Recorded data
▬▬▬
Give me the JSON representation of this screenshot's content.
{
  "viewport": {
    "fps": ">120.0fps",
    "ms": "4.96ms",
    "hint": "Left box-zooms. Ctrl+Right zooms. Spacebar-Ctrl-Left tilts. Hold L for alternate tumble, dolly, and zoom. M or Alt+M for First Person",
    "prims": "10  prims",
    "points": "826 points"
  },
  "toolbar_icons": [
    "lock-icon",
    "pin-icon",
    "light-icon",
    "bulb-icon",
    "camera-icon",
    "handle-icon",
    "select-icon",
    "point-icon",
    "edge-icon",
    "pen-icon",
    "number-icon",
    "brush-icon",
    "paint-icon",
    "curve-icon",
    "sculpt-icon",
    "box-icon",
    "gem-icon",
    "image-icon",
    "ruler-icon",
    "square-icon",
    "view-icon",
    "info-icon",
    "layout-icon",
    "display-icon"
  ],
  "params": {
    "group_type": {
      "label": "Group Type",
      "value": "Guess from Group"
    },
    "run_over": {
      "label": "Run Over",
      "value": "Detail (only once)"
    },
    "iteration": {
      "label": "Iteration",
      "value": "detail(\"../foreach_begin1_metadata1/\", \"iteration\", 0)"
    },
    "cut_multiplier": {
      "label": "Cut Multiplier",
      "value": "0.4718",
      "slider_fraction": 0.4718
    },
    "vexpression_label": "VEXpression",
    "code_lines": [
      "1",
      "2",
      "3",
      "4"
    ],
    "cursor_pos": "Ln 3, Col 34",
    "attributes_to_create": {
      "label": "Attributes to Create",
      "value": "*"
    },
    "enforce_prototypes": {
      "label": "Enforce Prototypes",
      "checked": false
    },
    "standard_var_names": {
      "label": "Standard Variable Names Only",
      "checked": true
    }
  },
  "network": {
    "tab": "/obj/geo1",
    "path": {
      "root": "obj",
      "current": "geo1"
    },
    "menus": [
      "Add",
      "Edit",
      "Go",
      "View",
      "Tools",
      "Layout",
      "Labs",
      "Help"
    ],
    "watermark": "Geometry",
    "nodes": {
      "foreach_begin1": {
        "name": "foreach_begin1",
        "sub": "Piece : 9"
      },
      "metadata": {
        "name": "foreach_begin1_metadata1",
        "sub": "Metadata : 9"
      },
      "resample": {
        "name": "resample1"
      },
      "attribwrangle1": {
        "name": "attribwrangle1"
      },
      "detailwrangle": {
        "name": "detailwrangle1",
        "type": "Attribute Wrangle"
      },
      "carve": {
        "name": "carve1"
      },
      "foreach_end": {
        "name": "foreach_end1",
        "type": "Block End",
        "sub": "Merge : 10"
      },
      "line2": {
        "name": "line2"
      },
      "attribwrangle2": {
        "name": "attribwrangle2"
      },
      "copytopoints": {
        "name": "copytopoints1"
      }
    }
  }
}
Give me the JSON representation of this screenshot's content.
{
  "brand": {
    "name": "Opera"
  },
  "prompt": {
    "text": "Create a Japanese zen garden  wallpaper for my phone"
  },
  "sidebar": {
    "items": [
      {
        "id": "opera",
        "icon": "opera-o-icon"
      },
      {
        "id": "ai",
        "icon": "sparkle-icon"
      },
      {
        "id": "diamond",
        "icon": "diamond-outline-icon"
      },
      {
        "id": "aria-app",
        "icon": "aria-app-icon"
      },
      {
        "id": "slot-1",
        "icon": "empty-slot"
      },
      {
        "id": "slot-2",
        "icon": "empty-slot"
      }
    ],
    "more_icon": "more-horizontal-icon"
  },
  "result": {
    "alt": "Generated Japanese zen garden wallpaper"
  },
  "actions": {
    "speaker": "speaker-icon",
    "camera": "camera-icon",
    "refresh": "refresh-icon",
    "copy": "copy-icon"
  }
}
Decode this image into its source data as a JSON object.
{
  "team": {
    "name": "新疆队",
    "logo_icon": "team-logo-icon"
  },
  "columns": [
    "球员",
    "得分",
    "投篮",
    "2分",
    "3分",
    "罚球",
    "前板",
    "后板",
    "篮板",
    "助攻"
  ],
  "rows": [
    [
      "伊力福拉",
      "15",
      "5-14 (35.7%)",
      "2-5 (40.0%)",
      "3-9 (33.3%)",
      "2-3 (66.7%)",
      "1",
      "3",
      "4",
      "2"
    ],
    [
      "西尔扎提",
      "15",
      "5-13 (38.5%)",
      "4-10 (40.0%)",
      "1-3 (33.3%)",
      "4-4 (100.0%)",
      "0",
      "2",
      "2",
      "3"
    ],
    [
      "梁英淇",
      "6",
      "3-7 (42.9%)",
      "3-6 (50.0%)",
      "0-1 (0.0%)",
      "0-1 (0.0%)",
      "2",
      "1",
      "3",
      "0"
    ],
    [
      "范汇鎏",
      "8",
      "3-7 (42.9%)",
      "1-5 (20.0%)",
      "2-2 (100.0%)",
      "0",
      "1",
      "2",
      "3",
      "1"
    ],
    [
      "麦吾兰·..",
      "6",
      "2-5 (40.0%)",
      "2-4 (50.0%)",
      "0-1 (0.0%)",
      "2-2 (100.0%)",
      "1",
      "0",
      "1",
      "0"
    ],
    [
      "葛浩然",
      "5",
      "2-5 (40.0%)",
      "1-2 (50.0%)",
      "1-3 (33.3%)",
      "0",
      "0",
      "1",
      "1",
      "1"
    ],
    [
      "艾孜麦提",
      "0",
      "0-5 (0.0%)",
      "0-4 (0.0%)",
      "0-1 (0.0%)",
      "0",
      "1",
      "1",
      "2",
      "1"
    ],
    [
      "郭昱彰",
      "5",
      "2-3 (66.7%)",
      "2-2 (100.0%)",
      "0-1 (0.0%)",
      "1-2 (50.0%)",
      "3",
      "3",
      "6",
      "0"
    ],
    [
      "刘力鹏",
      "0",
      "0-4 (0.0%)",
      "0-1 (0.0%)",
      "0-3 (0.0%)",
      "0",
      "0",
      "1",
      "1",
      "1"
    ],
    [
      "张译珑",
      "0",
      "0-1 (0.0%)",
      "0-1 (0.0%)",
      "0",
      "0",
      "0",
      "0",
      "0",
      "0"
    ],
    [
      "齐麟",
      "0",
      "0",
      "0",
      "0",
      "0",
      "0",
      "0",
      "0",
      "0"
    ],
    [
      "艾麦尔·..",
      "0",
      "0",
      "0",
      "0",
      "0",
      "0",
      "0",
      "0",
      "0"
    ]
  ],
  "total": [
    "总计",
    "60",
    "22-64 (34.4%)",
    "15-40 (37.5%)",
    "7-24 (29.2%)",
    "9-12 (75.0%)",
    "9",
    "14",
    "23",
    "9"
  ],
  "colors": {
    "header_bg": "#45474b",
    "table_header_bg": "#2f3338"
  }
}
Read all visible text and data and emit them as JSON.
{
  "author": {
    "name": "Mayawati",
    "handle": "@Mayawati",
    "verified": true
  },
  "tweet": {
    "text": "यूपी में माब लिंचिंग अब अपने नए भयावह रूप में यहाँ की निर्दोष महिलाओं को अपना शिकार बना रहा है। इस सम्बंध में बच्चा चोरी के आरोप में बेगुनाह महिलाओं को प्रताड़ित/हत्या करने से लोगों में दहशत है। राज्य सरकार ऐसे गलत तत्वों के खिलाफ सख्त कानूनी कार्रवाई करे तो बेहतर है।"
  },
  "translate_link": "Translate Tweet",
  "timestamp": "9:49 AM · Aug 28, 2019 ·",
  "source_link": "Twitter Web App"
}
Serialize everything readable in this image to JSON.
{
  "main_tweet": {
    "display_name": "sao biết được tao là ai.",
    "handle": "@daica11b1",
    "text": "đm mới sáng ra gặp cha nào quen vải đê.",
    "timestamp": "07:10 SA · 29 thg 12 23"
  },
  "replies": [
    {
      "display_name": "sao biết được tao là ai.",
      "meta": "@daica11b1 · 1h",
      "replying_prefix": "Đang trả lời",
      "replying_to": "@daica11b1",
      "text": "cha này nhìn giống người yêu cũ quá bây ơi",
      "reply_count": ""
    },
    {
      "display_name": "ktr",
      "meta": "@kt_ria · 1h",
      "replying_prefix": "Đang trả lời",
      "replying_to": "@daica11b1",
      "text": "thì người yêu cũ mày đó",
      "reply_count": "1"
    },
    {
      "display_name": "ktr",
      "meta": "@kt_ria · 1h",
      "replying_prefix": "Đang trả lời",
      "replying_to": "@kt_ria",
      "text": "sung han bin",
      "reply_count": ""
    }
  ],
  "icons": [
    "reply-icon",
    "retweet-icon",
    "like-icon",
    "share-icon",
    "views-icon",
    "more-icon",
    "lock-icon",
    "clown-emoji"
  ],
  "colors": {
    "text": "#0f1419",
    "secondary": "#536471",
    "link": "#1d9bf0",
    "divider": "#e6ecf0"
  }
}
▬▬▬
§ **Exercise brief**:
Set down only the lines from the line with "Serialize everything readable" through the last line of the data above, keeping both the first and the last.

§ **Response**:
Serialize everything readable in this image to JSON.
{
  "main_tweet": {
    "display_name": "sao biết được tao là ai.",
    "handle": "@daica11b1",
    "text": "đm mới sáng ra gặp cha nào quen vải đê.",
    "timestamp": "07:10 SA · 29 thg 12 23"
  },
  "replies": [
    {
      "display_name": "sao biết được tao là ai.",
      "meta": "@daica11b1 · 1h",
      "replying_prefix": "Đang trả lời",
      "replying_to": "@daica11b1",
      "text": "cha này nhìn giống người yêu cũ quá bây ơi",
      "reply_count": ""
    },
    {
      "display_name": "ktr",
      "meta": "@kt_ria · 1h",
      "replying_prefix": "Đang trả lời",
      "replying_to": "@daica11b1",
      "text": "thì người yêu cũ mày đó",
      "reply_count": "1"
    },
    {
      "display_name": "ktr",
      "meta": "@kt_ria · 1h",
      "replying_prefix": "Đang trả lời",
      "replying_to": "@kt_ria",
      "text": "sung han bin",
      "reply_count": ""
    }
  ],
  "icons": [
    "reply-icon",
    "retweet-icon",
    "like-icon",
    "share-icon",
    "views-icon",
    "more-icon",
    "lock-icon",
    "clown-emoji"
  ],
  "colors": {
    "text": "#0f1419",
    "secondary": "#536471",
    "link": "#1d9bf0",
    "divider": "#e6ecf0"
  }
}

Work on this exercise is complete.